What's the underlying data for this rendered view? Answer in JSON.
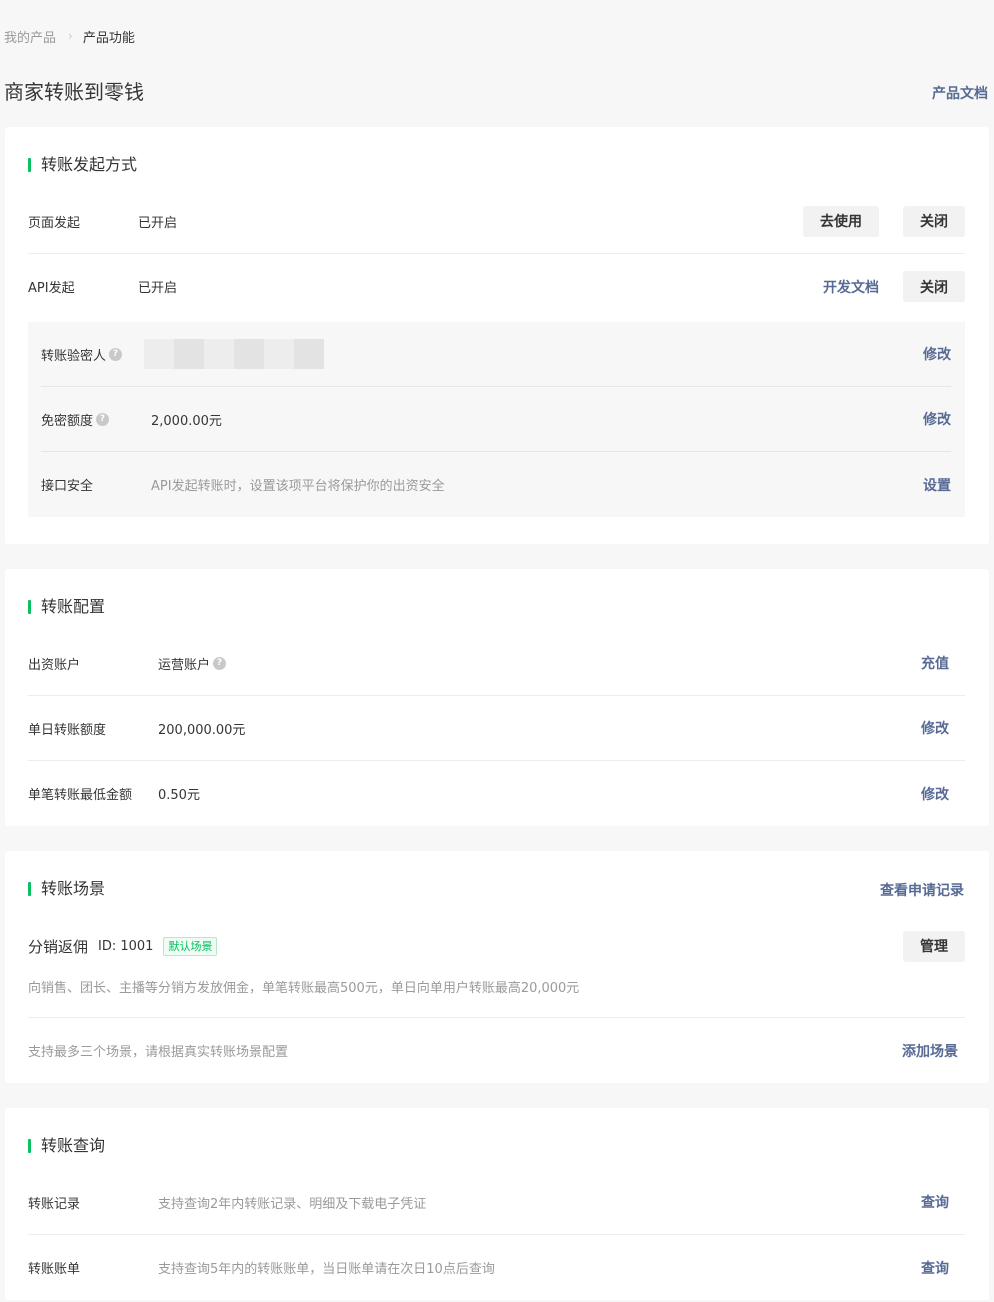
{
  "breadcrumb": {
    "parent": "我的产品",
    "separator": "›",
    "current": "产品功能"
  },
  "header": {
    "title": "商家转账到零钱",
    "doc_link": "产品文档"
  },
  "transfer_method": {
    "title": "转账发起方式",
    "page_row": {
      "label": "页面发起",
      "status": "已开启",
      "use_button": "去使用",
      "close_button": "关闭"
    },
    "api_row": {
      "label": "API发起",
      "status": "已开启",
      "doc_link": "开发文档",
      "close_button": "关闭"
    },
    "sub": {
      "verifier": {
        "label": "转账验密人",
        "action": "修改"
      },
      "quota": {
        "label": "免密额度",
        "value": "2,000.00元",
        "action": "修改"
      },
      "security": {
        "label": "接口安全",
        "desc": "API发起转账时，设置该项平台将保护你的出资安全",
        "action": "设置"
      }
    }
  },
  "transfer_config": {
    "title": "转账配置",
    "rows": [
      {
        "label": "出资账户",
        "value": "运营账户",
        "action": "充值"
      },
      {
        "label": "单日转账额度",
        "value": "200,000.00元",
        "action": "修改"
      },
      {
        "label": "单笔转账最低金额",
        "value": "0.50元",
        "action": "修改"
      }
    ]
  },
  "scenes": {
    "title": "转账场景",
    "records_link": "查看申请记录",
    "scene": {
      "name": "分销返佣",
      "id": "ID: 1001",
      "tag": "默认场景",
      "manage_button": "管理",
      "desc": "向销售、团长、主播等分销方发放佣金，单笔转账最高500元，单日向单用户转账最高20,000元"
    },
    "footer": {
      "note": "支持最多三个场景，请根据真实转账场景配置",
      "add_link": "添加场景"
    }
  },
  "query": {
    "title": "转账查询",
    "rows": [
      {
        "label": "转账记录",
        "desc": "支持查询2年内转账记录、明细及下载电子凭证",
        "action": "查询"
      },
      {
        "label": "转账账单",
        "desc": "支持查询5年内的转账账单，当日账单请在次日10点后查询",
        "action": "查询"
      }
    ]
  },
  "icons": {
    "help": "question-icon",
    "help_glyph": "?"
  },
  "colors": {
    "accent_green": "#07c160",
    "link_blue": "#576b95"
  }
}
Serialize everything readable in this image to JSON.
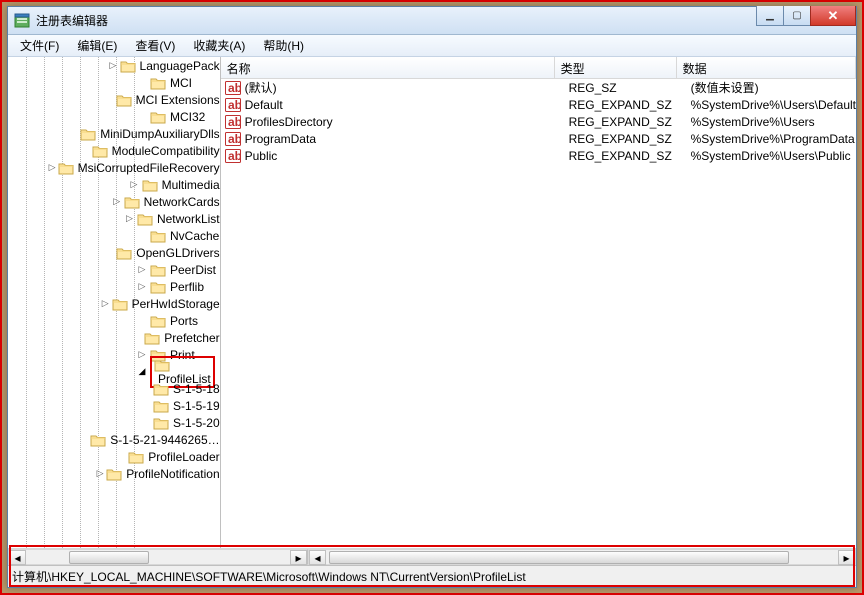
{
  "window": {
    "title": "注册表编辑器"
  },
  "menu": {
    "file": "文件(F)",
    "edit": "编辑(E)",
    "view": "查看(V)",
    "favorites": "收藏夹(A)",
    "help": "帮助(H)"
  },
  "tree": {
    "indent_base": 128,
    "child_indent": 148,
    "items": [
      {
        "label": "LanguagePack",
        "exp": "▷"
      },
      {
        "label": "MCI",
        "exp": ""
      },
      {
        "label": "MCI Extensions",
        "exp": ""
      },
      {
        "label": "MCI32",
        "exp": ""
      },
      {
        "label": "MiniDumpAuxiliaryDlls",
        "exp": ""
      },
      {
        "label": "ModuleCompatibility",
        "exp": ""
      },
      {
        "label": "MsiCorruptedFileRecovery",
        "exp": "▷"
      },
      {
        "label": "Multimedia",
        "exp": "▷"
      },
      {
        "label": "NetworkCards",
        "exp": "▷"
      },
      {
        "label": "NetworkList",
        "exp": "▷"
      },
      {
        "label": "NvCache",
        "exp": ""
      },
      {
        "label": "OpenGLDrivers",
        "exp": ""
      },
      {
        "label": "PeerDist",
        "exp": "▷"
      },
      {
        "label": "Perflib",
        "exp": "▷"
      },
      {
        "label": "PerHwIdStorage",
        "exp": "▷"
      },
      {
        "label": "Ports",
        "exp": ""
      },
      {
        "label": "Prefetcher",
        "exp": ""
      },
      {
        "label": "Print",
        "exp": "▷"
      },
      {
        "label": "ProfileList",
        "exp": "◢",
        "selected": true,
        "highlight": true
      },
      {
        "label": "S-1-5-18",
        "exp": "",
        "child": true
      },
      {
        "label": "S-1-5-19",
        "exp": "",
        "child": true
      },
      {
        "label": "S-1-5-20",
        "exp": "",
        "child": true
      },
      {
        "label": "S-1-5-21-9446265…",
        "exp": "",
        "child": true
      },
      {
        "label": "ProfileLoader",
        "exp": ""
      },
      {
        "label": "ProfileNotification",
        "exp": "▷"
      }
    ]
  },
  "columns": {
    "name": "名称",
    "type": "类型",
    "data": "数据"
  },
  "values": [
    {
      "name": "(默认)",
      "type": "REG_SZ",
      "data": "(数值未设置)"
    },
    {
      "name": "Default",
      "type": "REG_EXPAND_SZ",
      "data": "%SystemDrive%\\Users\\Default"
    },
    {
      "name": "ProfilesDirectory",
      "type": "REG_EXPAND_SZ",
      "data": "%SystemDrive%\\Users"
    },
    {
      "name": "ProgramData",
      "type": "REG_EXPAND_SZ",
      "data": "%SystemDrive%\\ProgramData"
    },
    {
      "name": "Public",
      "type": "REG_EXPAND_SZ",
      "data": "%SystemDrive%\\Users\\Public"
    }
  ],
  "statusbar": {
    "path": "计算机\\HKEY_LOCAL_MACHINE\\SOFTWARE\\Microsoft\\Windows NT\\CurrentVersion\\ProfileList"
  }
}
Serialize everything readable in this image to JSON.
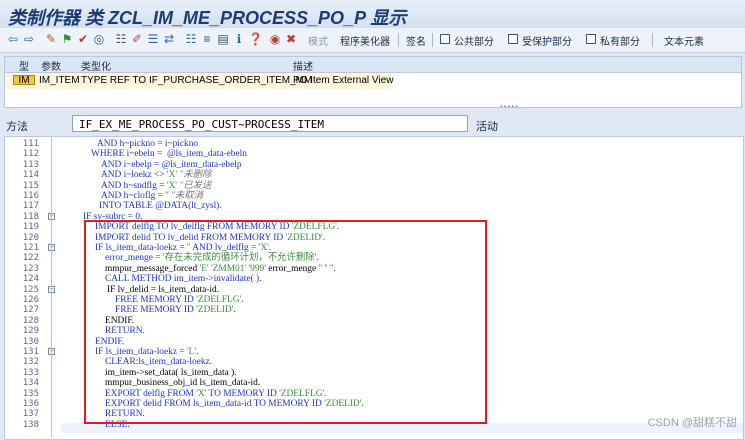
{
  "window": {
    "title": "类制作器 类 ZCL_IM_ME_PROCESS_PO_P 显示"
  },
  "toolbar": {
    "icons": [
      "back-icon",
      "forward-icon",
      "display-change-icon",
      "activate-icon",
      "check-icon",
      "object-list-icon",
      "hierarchy-icon",
      "edit-icon",
      "where-used-icon",
      "navigate-icon",
      "layout-icon",
      "tree-icon",
      "info-icon",
      "help-icon",
      "test-icon",
      "delete-icon"
    ],
    "mode_label": "模式",
    "pretty_printer_label": "程序美化器",
    "signature_label": "签名",
    "public_section_label": "公共部分",
    "protected_section_label": "受保护部分",
    "private_section_label": "私有部分",
    "text_elements_label": "文本元素"
  },
  "params": {
    "headers": {
      "type": "型",
      "param": "参数",
      "typing": "类型化",
      "description": "描述"
    },
    "rows": [
      {
        "badge": "IM",
        "name": "IM_ITEM",
        "typing": "TYPE REF TO IF_PURCHASE_ORDER_ITEM_MM",
        "description": "PO Item External View"
      }
    ]
  },
  "method": {
    "label": "方法",
    "name": "IF_EX_ME_PROCESS_PO_CUST~PROCESS_ITEM",
    "state": "活动"
  },
  "code": [
    {
      "n": "111",
      "parts": [
        [
          "AND h~pickno = i~pickno",
          "kw"
        ]
      ]
    },
    {
      "n": "112",
      "parts": [
        [
          "WHERE i~ebeln =  @ls_item_data-ebeln",
          "kw"
        ]
      ]
    },
    {
      "n": "113",
      "parts": [
        [
          "AND i~ebelp = @ls_item_data-ebelp",
          "kw"
        ]
      ]
    },
    {
      "n": "114",
      "parts": [
        [
          "AND i~loekz <> ",
          "kw"
        ],
        [
          "'X' ",
          "str"
        ],
        [
          "\"未删除",
          "cmt"
        ]
      ]
    },
    {
      "n": "115",
      "parts": [
        [
          "AND h~sndflg = ",
          "kw"
        ],
        [
          "'X' ",
          "str"
        ],
        [
          "\"已发送",
          "cmt"
        ]
      ]
    },
    {
      "n": "116",
      "parts": [
        [
          "AND h~cloflg = ",
          "kw"
        ],
        [
          "'' ",
          "str"
        ],
        [
          "\"未取消",
          "cmt"
        ]
      ]
    },
    {
      "n": "117",
      "parts": [
        [
          "INTO TABLE @DATA(lt_zysl).",
          "kw"
        ]
      ]
    },
    {
      "n": "118",
      "parts": [
        [
          "IF sy-subrc = 0.",
          "kw"
        ]
      ]
    },
    {
      "n": "119",
      "parts": [
        [
          "IMPORT delflg TO lv_delflg FROM MEMORY ID ",
          "kw"
        ],
        [
          "'ZDELFLG'",
          "str"
        ],
        [
          ".",
          "kw"
        ]
      ]
    },
    {
      "n": "120",
      "parts": [
        [
          "IMPORT delid TO lv_delid FROM MEMORY ID ",
          "kw"
        ],
        [
          "'ZDELID'",
          "str"
        ],
        [
          ".",
          "kw"
        ]
      ]
    },
    {
      "n": "121",
      "parts": [
        [
          "IF ls_item_data-loekz = ",
          "kw"
        ],
        [
          "''",
          "str"
        ],
        [
          " AND lv_delflg = ",
          "kw"
        ],
        [
          "'X'",
          "str"
        ],
        [
          ".",
          "kw"
        ]
      ]
    },
    {
      "n": "122",
      "parts": [
        [
          "error_menge = ",
          "kw"
        ],
        [
          "'存在未完成的循环计划，不允许删除'",
          "str"
        ],
        [
          ".",
          "kw"
        ]
      ]
    },
    {
      "n": "123",
      "parts": [
        [
          "mmpur_message_forced ",
          "txt"
        ],
        [
          "'E' 'ZMM01' '999'",
          "str"
        ],
        [
          " error_menge ",
          "txt"
        ],
        [
          "'' '' ''",
          "str"
        ],
        [
          ".",
          "kw"
        ]
      ]
    },
    {
      "n": "124",
      "parts": [
        [
          "CALL METHOD im_item->invalidate( ).",
          "kw"
        ]
      ]
    },
    {
      "n": "125",
      "parts": [
        [
          "IF lv_delid = ls_item_data-id.",
          "txt"
        ]
      ]
    },
    {
      "n": "126",
      "parts": [
        [
          "FREE MEMORY ID ",
          "kw"
        ],
        [
          "'ZDELFLG'",
          "str"
        ],
        [
          ".",
          "kw"
        ]
      ]
    },
    {
      "n": "127",
      "parts": [
        [
          "FREE MEMORY ID ",
          "kw"
        ],
        [
          "'ZDELID'",
          "str"
        ],
        [
          ".",
          "kw"
        ]
      ]
    },
    {
      "n": "128",
      "parts": [
        [
          "ENDIF.",
          "txt"
        ]
      ]
    },
    {
      "n": "129",
      "parts": [
        [
          "RETURN.",
          "kw"
        ]
      ]
    },
    {
      "n": "130",
      "parts": [
        [
          "ENDIF.",
          "kw"
        ]
      ]
    },
    {
      "n": "131",
      "parts": [
        [
          "IF ls_item_data-loekz = ",
          "kw"
        ],
        [
          "'L'",
          "str"
        ],
        [
          ".",
          "kw"
        ]
      ]
    },
    {
      "n": "132",
      "parts": [
        [
          "CLEAR:ls_item_data-loekz.",
          "kw"
        ]
      ]
    },
    {
      "n": "133",
      "parts": [
        [
          "im_item->set_data( ls_item_data ).",
          "txt"
        ]
      ]
    },
    {
      "n": "134",
      "parts": [
        [
          "mmpur_business_obj_id ls_item_data-id.",
          "txt"
        ]
      ]
    },
    {
      "n": "135",
      "parts": [
        [
          "EXPORT delflg FROM ",
          "kw"
        ],
        [
          "'X'",
          "str"
        ],
        [
          " TO MEMORY ID ",
          "kw"
        ],
        [
          "'ZDELFLG'",
          "str"
        ],
        [
          ".",
          "kw"
        ]
      ]
    },
    {
      "n": "136",
      "parts": [
        [
          "EXPORT delid FROM ls_item_data-id TO MEMORY ID ",
          "kw"
        ],
        [
          "'ZDELID'",
          "str"
        ],
        [
          ".",
          "kw"
        ]
      ]
    },
    {
      "n": "137",
      "parts": [
        [
          "RETURN.",
          "kw"
        ]
      ]
    },
    {
      "n": "138",
      "parts": [
        [
          "ELSE.",
          "kw"
        ]
      ]
    }
  ],
  "watermark": "CSDN @甜糕不甜"
}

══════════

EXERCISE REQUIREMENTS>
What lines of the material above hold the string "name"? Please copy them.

SOLUTION TO THIS TASK>
      "name": "分销返佣",
    "name": "名称",
      "name": "(默认)",
      "name": "Default",
      "name": "ProfilesDirectory",
      "name": "ProgramData",
      "name": "Public",
        "name": "IM_ITEM",
    "name": "IF_EX_ME_PROCESS_PO_CUST~PROCESS_ITEM",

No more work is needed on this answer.